9/11 first responders fight Congress over compensation fund
WASHINGTON — First responders, survivors and their advocates — some sick and disabled — rallied at the Capitol Monday to demand Congress never forget their sacrifice and restore the 9/11 victims compensation fund that is nearly gutted.
The move follows an announcement earlier this month that the fund is quickly running out of money due to a record number of claims.
“Congress must not sit idly by ignoring this suffering,” said Sen. Kirsten Gillibrand (D-NY). “This crisis is urgent. People are suffering. People are dying and we cannot and will not turn our backs on these men and women.”
Gillibrand, Sen. Chuck Schumer and Reps.
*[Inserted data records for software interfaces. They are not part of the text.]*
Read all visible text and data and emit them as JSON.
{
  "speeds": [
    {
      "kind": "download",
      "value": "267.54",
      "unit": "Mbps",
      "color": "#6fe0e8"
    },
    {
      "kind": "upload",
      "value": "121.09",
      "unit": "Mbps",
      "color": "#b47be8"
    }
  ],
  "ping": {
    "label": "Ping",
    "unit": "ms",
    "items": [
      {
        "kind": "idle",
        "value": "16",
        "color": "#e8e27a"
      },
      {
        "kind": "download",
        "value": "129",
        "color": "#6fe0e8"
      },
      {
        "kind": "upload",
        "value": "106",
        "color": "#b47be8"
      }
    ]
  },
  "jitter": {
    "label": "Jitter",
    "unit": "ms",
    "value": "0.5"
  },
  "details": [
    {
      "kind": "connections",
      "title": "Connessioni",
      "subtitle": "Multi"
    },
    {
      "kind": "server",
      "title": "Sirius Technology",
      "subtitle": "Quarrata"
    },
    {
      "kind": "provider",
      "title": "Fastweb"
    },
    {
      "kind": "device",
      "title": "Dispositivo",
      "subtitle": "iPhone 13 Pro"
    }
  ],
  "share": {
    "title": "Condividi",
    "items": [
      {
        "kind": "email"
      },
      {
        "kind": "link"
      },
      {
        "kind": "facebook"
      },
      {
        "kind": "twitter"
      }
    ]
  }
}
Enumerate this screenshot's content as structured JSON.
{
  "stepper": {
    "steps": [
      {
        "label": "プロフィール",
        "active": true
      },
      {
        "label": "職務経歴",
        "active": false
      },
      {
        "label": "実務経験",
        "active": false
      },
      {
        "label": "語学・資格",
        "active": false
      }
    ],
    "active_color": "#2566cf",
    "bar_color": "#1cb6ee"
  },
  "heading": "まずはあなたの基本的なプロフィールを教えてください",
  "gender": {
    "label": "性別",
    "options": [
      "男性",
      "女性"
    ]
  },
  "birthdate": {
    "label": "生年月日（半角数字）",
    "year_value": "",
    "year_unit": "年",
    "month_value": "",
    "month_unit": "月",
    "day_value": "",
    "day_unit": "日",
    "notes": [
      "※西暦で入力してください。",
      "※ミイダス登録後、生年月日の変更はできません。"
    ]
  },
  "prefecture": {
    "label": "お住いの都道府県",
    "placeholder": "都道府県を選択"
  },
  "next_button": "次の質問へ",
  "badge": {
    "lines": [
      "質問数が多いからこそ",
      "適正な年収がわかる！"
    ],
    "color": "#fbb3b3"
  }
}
Carolyn Maloney, Jerry Nadler, Peter King and Colorado Sen. Cory Gardner announced bipartisan legislation to ensure the victims fund is replenished and will remain open to those who become ill in the future.
Comedian Jon Stewart, a longtime activist for the 9/11 community, said it’s embarrassing that first responders have come to Washington routinely for the last 18 years to fight for justice.
“It’s an embarrassment to us and our country,” Stewart said.
He offered special praise for the “Trump Justice Department” for administrating the program properly and said “now it’s Congress’ job to fund it properly and let these people live in peace.”
Jon Feal, a 9/11 first responder and activist, started an online petition to shame lawmakers into passing the legislation. “This is no way to treat human beings who sacrificed so much that day,” Feal’s petition says.
Police and firefighters have routinely come to the Capitol over the years to ensure 9/11 victims are never forgotten. Many first responders who have lobbied congress in the past weren’t there on Monday because they have become too sick or died from their illnesses in the years since, including firefighter Ray Pfeifer.
Their activism helped congress in 2015 reauthorize the fund through Dec. 18, 2020, under the James Zadroga 9/11 act.
Rupa Bhattacharyya, the victims fund’s special master, announced Feb. 15 that the program has already awarded nearly $5 billion of its $7.375 billion funding limit and can’t fully compensate the record number of claims coming in.
Pending awards will be reduced by 50 percent, and any claims filed after Feb. 2 will be reduced by 70 percent, she determined.
Maloney donned a firefighter’s coat at the press conference — a gift to her on Monday for her longtime activism for the first responders.
“I do not intend to take it off until we pass this bill,” the Manhattan rep said.